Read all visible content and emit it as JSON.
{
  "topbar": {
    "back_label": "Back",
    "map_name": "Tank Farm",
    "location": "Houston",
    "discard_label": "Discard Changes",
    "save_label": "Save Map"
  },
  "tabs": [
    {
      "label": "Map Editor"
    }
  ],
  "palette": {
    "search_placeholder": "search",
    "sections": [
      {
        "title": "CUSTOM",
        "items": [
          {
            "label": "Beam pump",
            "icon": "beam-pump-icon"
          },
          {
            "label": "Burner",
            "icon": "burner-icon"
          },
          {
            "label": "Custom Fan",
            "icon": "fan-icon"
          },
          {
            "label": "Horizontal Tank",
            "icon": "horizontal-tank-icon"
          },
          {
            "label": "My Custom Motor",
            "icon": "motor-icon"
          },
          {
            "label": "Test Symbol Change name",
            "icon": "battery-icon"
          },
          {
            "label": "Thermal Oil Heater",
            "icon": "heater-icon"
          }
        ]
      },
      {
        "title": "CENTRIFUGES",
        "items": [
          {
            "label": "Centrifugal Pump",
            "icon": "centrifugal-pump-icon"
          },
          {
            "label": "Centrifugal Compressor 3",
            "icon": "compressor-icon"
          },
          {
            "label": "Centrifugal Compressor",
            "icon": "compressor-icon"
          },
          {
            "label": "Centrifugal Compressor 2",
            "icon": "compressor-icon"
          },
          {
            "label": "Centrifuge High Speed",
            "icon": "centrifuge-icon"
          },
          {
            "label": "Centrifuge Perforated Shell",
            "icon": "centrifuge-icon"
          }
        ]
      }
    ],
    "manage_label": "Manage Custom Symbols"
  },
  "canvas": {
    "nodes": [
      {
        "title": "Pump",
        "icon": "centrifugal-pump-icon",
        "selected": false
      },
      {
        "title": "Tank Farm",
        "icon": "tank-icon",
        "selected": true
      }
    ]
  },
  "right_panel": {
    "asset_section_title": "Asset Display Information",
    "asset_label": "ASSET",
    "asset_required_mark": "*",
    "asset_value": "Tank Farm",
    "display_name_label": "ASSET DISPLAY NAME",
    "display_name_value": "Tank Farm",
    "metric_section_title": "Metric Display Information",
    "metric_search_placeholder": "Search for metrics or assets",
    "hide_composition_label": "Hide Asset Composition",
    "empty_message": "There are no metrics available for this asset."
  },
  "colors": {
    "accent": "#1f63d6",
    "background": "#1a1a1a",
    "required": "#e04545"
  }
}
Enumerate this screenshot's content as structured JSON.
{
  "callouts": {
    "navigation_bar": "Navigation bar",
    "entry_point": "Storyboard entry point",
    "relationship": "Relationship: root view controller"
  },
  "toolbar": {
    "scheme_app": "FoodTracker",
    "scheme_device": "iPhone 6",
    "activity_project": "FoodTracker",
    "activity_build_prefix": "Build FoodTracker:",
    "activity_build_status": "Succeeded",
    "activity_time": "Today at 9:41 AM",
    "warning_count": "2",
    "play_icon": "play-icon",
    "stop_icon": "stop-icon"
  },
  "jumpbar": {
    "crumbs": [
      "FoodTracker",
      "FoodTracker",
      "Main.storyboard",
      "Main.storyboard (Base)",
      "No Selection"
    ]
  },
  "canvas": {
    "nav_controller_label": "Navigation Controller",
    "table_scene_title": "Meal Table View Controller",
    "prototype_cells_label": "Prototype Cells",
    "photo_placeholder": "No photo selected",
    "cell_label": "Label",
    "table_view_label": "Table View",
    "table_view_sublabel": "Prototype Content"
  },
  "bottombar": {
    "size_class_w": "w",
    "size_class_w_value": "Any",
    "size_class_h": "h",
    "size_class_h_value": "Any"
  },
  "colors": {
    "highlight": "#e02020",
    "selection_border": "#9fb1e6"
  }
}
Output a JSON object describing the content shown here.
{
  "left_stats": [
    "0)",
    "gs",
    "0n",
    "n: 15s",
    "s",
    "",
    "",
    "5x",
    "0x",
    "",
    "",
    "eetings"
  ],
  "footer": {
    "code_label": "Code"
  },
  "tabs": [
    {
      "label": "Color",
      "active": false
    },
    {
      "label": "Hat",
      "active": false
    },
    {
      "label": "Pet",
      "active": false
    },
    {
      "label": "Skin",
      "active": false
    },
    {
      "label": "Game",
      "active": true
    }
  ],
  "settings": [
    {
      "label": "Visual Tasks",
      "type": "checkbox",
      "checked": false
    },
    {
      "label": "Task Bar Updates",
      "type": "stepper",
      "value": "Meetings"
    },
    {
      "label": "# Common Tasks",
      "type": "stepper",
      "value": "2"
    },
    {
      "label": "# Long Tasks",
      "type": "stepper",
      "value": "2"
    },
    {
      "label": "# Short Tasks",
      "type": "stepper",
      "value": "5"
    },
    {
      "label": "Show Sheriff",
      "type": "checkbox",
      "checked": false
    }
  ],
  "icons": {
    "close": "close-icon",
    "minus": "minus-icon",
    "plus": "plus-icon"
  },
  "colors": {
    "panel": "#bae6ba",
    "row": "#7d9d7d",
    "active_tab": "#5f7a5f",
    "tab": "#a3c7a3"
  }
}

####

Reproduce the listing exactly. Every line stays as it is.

[SOLUTION BELOW]
Read all visible content and emit it as JSON.
{
  "topbar": {
    "back_label": "Back",
    "map_name": "Tank Farm",
    "location": "Houston",
    "discard_label": "Discard Changes",
    "save_label": "Save Map"
  },
  "tabs": [
    {
      "label": "Map Editor"
    }
  ],
  "palette": {
    "search_placeholder": "search",
    "sections": [
      {
        "title": "CUSTOM",
        "items": [
          {
            "label": "Beam pump",
            "icon": "beam-pump-icon"
          },
          {
            "label": "Burner",
            "icon": "burner-icon"
          },
          {
            "label": "Custom Fan",
            "icon": "fan-icon"
          },
          {
            "label": "Horizontal Tank",
            "icon": "horizontal-tank-icon"
          },
          {
            "label": "My Custom Motor",
            "icon": "motor-icon"
          },
          {
            "label": "Test Symbol Change name",
            "icon": "battery-icon"
          },
          {
            "label": "Thermal Oil Heater",
            "icon": "heater-icon"
          }
        ]
      },
      {
        "title": "CENTRIFUGES",
        "items": [
          {
            "label": "Centrifugal Pump",
            "icon": "centrifugal-pump-icon"
          },
          {
            "label": "Centrifugal Compressor 3",
            "icon": "compressor-icon"
          },
          {
            "label": "Centrifugal Compressor",
            "icon": "compressor-icon"
          },
          {
            "label": "Centrifugal Compressor 2",
            "icon": "compressor-icon"
          },
          {
            "label": "Centrifuge High Speed",
            "icon": "centrifuge-icon"
          },
          {
            "label": "Centrifuge Perforated Shell",
            "icon": "centrifuge-icon"
          }
        ]
      }
    ],
    "manage_label": "Manage Custom Symbols"
  },
  "canvas": {
    "nodes": [
      {
        "title": "Pump",
        "icon": "centrifugal-pump-icon",
        "selected": false
      },
      {
        "title": "Tank Farm",
        "icon": "tank-icon",
        "selected": true
      }
    ]
  },
  "right_panel": {
    "asset_section_title": "Asset Display Information",
    "asset_label": "ASSET",
    "asset_required_mark": "*",
    "asset_value": "Tank Farm",
    "display_name_label": "ASSET DISPLAY NAME",
    "display_name_value": "Tank Farm",
    "metric_section_title": "Metric Display Information",
    "metric_search_placeholder": "Search for metrics or assets",
    "hide_composition_label": "Hide Asset Composition",
    "empty_message": "There are no metrics available for this asset."
  },
  "colors": {
    "accent": "#1f63d6",
    "background": "#1a1a1a",
    "required": "#e04545"
  }
}
Enumerate this screenshot's content as structured JSON.
{
  "callouts": {
    "navigation_bar": "Navigation bar",
    "entry_point": "Storyboard entry point",
    "relationship": "Relationship: root view controller"
  },
  "toolbar": {
    "scheme_app": "FoodTracker",
    "scheme_device": "iPhone 6",
    "activity_project": "FoodTracker",
    "activity_build_prefix": "Build FoodTracker:",
    "activity_build_status": "Succeeded",
    "activity_time": "Today at 9:41 AM",
    "warning_count": "2",
    "play_icon": "play-icon",
    "stop_icon": "stop-icon"
  },
  "jumpbar": {
    "crumbs": [
      "FoodTracker",
      "FoodTracker",
      "Main.storyboard",
      "Main.storyboard (Base)",
      "No Selection"
    ]
  },
  "canvas": {
    "nav_controller_label": "Navigation Controller",
    "table_scene_title": "Meal Table View Controller",
    "prototype_cells_label": "Prototype Cells",
    "photo_placeholder": "No photo selected",
    "cell_label": "Label",
    "table_view_label": "Table View",
    "table_view_sublabel": "Prototype Content"
  },
  "bottombar": {
    "size_class_w": "w",
    "size_class_w_value": "Any",
    "size_class_h": "h",
    "size_class_h_value": "Any"
  },
  "colors": {
    "highlight": "#e02020",
    "selection_border": "#9fb1e6"
  }
}
Output a JSON object describing the content shown here.
{
  "left_stats": [
    "0)",
    "gs",
    "0n",
    "n: 15s",
    "s",
    "",
    "",
    "5x",
    "0x",
    "",
    "",
    "eetings"
  ],
  "footer": {
    "code_label": "Code"
  },
  "tabs": [
    {
      "label": "Color",
      "active": false
    },
    {
      "label": "Hat",
      "active": false
    },
    {
      "label": "Pet",
      "active": false
    },
    {
      "label": "Skin",
      "active": false
    },
    {
      "label": "Game",
      "active": true
    }
  ],
  "settings": [
    {
      "label": "Visual Tasks",
      "type": "checkbox",
      "checked": false
    },
    {
      "label": "Task Bar Updates",
      "type": "stepper",
      "value": "Meetings"
    },
    {
      "label": "# Common Tasks",
      "type": "stepper",
      "value": "2"
    },
    {
      "label": "# Long Tasks",
      "type": "stepper",
      "value": "2"
    },
    {
      "label": "# Short Tasks",
      "type": "stepper",
      "value": "5"
    },
    {
      "label": "Show Sheriff",
      "type": "checkbox",
      "checked": false
    }
  ],
  "icons": {
    "close": "close-icon",
    "minus": "minus-icon",
    "plus": "plus-icon"
  },
  "colors": {
    "panel": "#bae6ba",
    "row": "#7d9d7d",
    "active_tab": "#5f7a5f",
    "tab": "#a3c7a3"
  }
}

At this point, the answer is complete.